I’m grouping these two actors together because they share the same desirable qualities: 1) they’re both SNL alums, which means they’ve both had to play a wide variety of broad, farcical characters over the years; 2) they both worked on SNL when McKay was the show’s head writer and Ferrell was a cast-member; 3) they’ve both been Apatow-produced movies (Bridesmaids for Wiig, and Walk Hard for both of them). Some may be a bit hesitant on Meadows because of the The Ladies Man, but I’d like to remind those people about how great he is in Mean Girls and Walk Hard (“You don’t want no part of this shit!”).
Jenkins had to play the stern, stick-in-the-mud in Step Brothers, but his “I wanted to be a dinosaur” speech at the end absolutely killed. He’s a secret weapon in all his comedies. He even managed to wring a memorable performance out of the mostly forgettable Hall Pass. Anchorman doesn’t have an elder statesman character (the most “responsible” character is Fred Willard‘s Ed Harken), and it would be cool to see Jenkins play the silliest character with the most life experience (although it should be noted that while Fred Willard is older than Jenkins; Willard just looks younger).

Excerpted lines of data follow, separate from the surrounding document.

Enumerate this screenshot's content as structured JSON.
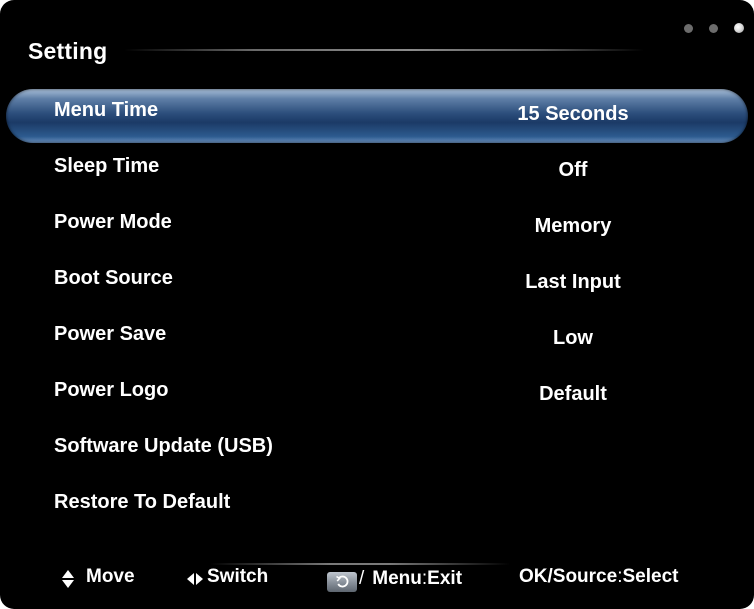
{
  "header": {
    "title": "Setting"
  },
  "menu": {
    "items": [
      {
        "label": "Menu Time",
        "value": "15 Seconds",
        "selected": true
      },
      {
        "label": "Sleep Time",
        "value": "Off"
      },
      {
        "label": "Power Mode",
        "value": "Memory"
      },
      {
        "label": "Boot Source",
        "value": "Last Input"
      },
      {
        "label": "Power Save",
        "value": "Low"
      },
      {
        "label": "Power Logo",
        "value": "Default"
      },
      {
        "label": "Software Update (USB)",
        "value": ""
      },
      {
        "label": "Restore To Default",
        "value": ""
      }
    ]
  },
  "footer": {
    "move_label": "Move",
    "switch_label": "Switch",
    "exit_slash": "/",
    "exit_key": "Menu",
    "exit_sep": ":",
    "exit_label": "Exit",
    "select_key": "OK/Source",
    "select_sep": ":",
    "select_label": "Select"
  },
  "colors": {
    "background": "#000000",
    "text": "#ffffff",
    "highlight": "#2c4e7c",
    "highlight_edge": "#a9bfd9"
  },
  "icons": {
    "move": "up-down-arrows-icon",
    "switch": "left-right-arrows-icon",
    "back": "return-icon",
    "window_dots": "dots-icon"
  }
}
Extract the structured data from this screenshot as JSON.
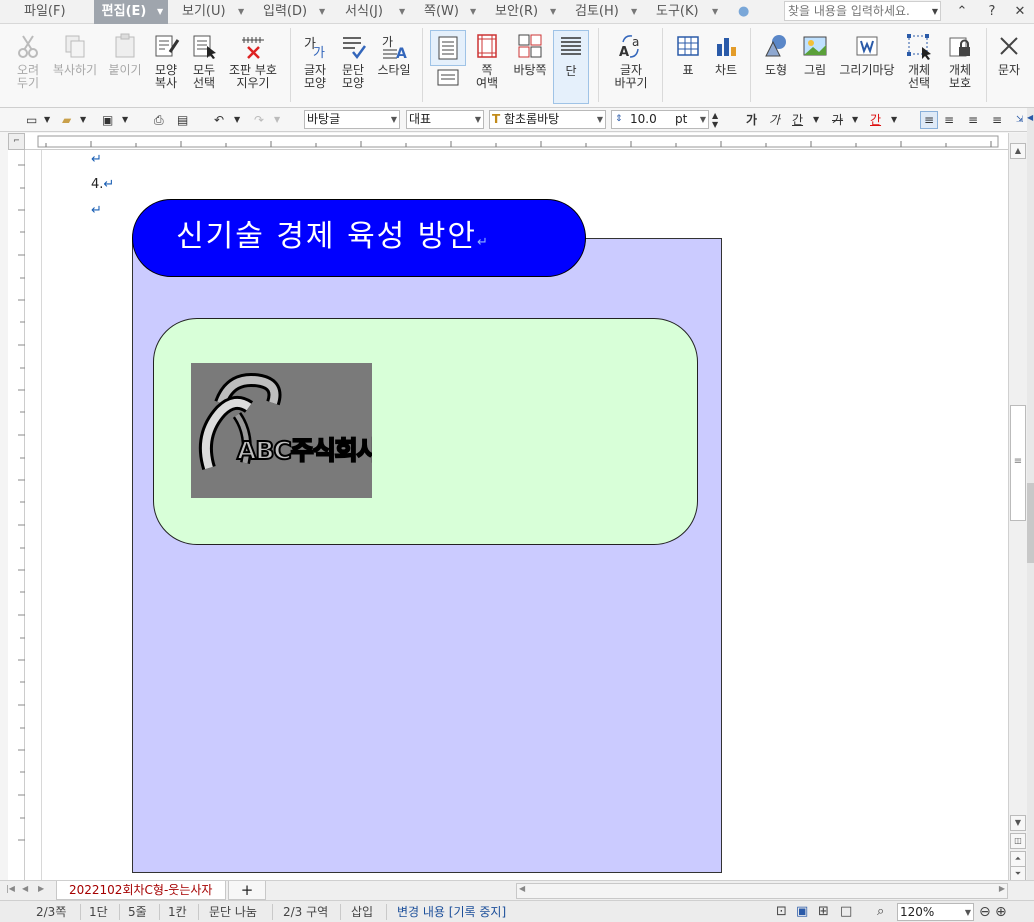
{
  "menu": {
    "items": [
      "파일(F)",
      "편집(E)",
      "보기(U)",
      "입력(D)",
      "서식(J)",
      "쪽(W)",
      "보안(R)",
      "검토(H)",
      "도구(K)"
    ],
    "search_placeholder": "찾을 내용을 입력하세요."
  },
  "ribbon": {
    "cut": "오려\n두기",
    "copy": "복사하기",
    "paste": "붙이기",
    "format_copy": "모양\n복사",
    "select_all": "모두\n선택",
    "clear_marks": "조판 부호\n지우기",
    "char_shape": "글자\n모양",
    "para_shape": "문단\n모양",
    "style": "스타일",
    "page_margin": "쪽\n여백",
    "background": "바탕쪽",
    "column": "단",
    "char_change": "글자\n바꾸기",
    "table": "표",
    "chart": "차트",
    "shape": "도형",
    "picture": "그림",
    "gallery": "그리기마당",
    "object_select": "개체\n선택",
    "object_protect": "개체\n보호",
    "text": "문자"
  },
  "toolbar": {
    "style_name": "바탕글",
    "lang": "대표",
    "font": "함초롬바탕",
    "font_size": "10.0",
    "size_unit": "pt",
    "bold": "가",
    "italic": "가",
    "underline": "간",
    "strike": "가",
    "color": "간"
  },
  "document": {
    "list_number": "4.",
    "title": "신기술 경제 육성 방안",
    "logo_text": "ABC주식회사"
  },
  "tabs": {
    "doc_tab": "2022102회차C형-웃는사자",
    "add": "+"
  },
  "status": {
    "page": "2/3쪽",
    "column": "1단",
    "line": "5줄",
    "col": "1칸",
    "para_break": "문단 나눔",
    "section": "2/3 구역",
    "insert": "삽입",
    "track": "변경 내용 [기록 중지]",
    "zoom": "120%"
  },
  "colors": {
    "banner": "#0000ff",
    "outer_box": "#cbcbff",
    "inner_box": "#d8ffd8",
    "tab_text": "#a50000"
  }
}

Bana is known mostly for his serious roles even though he did get to deliver some laughs in Apatow’s Funny People. There would certainly be an element of playing against type, but here’s something a lot of people don’t know: Bana started out doing comedy. In his early career, he gained a reputation for impressions, and eventually wrote and starred in the short-lived 1996 Australian sketch comedy program The Eric Bana Show. It wasn’t until 2000’s Chopper that he moved into dramatic material. U.S. audiences have probably never met the pre-Chopper Bana, and I can see him fitting in to the Anchorman world, but also expanding it by throwing in someone with a chiseled jaw and rock-hard abs. And speaking of adding someone who’s handsome beyond all reason…
Perhaps Jon Hamm is even funnier because he’s so famous for playing the deadly serious Don Draper, but Hamm’s guest spots on 30 Rock, his times hosting SNL, and, of course, Bridesmaids have all shown he has an undeniable knack for playing goofy, ridiculous characters. If you take his Bridesmaids character, remove some of the overt dickishness, and throw him back into the 1970s, you would have a worthy member of the Channel 4 News Team.
And now the exceptions to the McKay/Apatow rule:
The majority of Cheadle’s career has been drama, and in the Ocean’s movies he’s overshadowed by the ensemble and the fake British accent, but there have been moments in his career where Cheadle has shown he can go big for comedy. In Ocean’s Thirteen, he takes on the guise of “Fender Rhodes” to distract Al Pacino, and then there’s his hilarious Funny or Die Captain Planet parody. I get the feeling that if you give Cheadle a chance to feature in an out-and-out comedy rather than simply providing sporadic moments of broad humor, the Oscar-nominated actor is going to impress.
If you replace the tragic with the comic in Sam Rockwell’s Chuck Barris performance in Confessions of a Dangerous Mind, you have an Anchorman character. It’s all there: the bravado, the boorishness, the lewd behavior. Rockwell has also shown himself to be a master of all comic styles. You want sleezy? Look at Iron Man 2. You want cowardly? Look at Galaxy Quest. You want zany? Look at Hitchhiker’s Guide to the Galaxy. And those are just to name a few. He can do it all, and he could certainly do anything Anchorman 2 could throw at him.
So who did I forget? Sound off in the comments about who you’d like to see in Anchorman 2 and why. And remember: this list is just based off past work. Sometimes the best performances are the ones that come out of nowhere from actors you never thought had it in them.